## Problem
Search the data for the string "JSON", and report each line where it is found.

## Data section

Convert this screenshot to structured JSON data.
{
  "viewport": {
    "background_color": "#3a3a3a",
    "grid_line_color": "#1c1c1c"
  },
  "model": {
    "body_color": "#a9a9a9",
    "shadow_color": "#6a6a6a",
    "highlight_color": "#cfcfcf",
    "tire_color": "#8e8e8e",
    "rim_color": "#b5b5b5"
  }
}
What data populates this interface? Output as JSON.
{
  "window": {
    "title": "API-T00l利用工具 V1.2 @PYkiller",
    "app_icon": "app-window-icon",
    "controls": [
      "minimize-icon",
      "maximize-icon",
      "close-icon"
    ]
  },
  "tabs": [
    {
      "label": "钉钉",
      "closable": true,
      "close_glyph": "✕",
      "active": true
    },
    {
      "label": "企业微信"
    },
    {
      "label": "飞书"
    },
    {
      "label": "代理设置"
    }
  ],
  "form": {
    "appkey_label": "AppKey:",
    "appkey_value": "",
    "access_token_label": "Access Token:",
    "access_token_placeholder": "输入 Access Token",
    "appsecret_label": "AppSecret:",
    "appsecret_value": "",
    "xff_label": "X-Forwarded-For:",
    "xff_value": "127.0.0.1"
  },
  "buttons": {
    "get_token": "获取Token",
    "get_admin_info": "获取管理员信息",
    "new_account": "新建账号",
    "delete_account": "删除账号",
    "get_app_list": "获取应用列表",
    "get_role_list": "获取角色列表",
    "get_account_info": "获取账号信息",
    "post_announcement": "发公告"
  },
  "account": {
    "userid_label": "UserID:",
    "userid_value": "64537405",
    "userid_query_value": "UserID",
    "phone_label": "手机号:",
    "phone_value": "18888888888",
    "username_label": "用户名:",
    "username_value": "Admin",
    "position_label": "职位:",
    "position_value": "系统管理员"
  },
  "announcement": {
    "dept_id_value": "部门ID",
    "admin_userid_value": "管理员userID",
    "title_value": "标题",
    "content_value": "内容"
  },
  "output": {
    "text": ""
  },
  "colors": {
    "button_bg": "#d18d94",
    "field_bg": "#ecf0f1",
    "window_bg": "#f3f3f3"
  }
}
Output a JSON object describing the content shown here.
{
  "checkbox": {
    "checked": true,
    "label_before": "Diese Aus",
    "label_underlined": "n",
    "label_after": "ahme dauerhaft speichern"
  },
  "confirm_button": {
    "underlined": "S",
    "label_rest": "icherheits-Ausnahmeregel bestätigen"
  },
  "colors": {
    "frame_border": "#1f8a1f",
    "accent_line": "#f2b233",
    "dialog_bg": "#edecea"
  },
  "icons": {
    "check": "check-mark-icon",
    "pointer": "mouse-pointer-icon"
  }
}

## Solved problem
Convert this screenshot to structured JSON data.
What data populates this interface? Output as JSON.
Output a JSON object describing the content shown here.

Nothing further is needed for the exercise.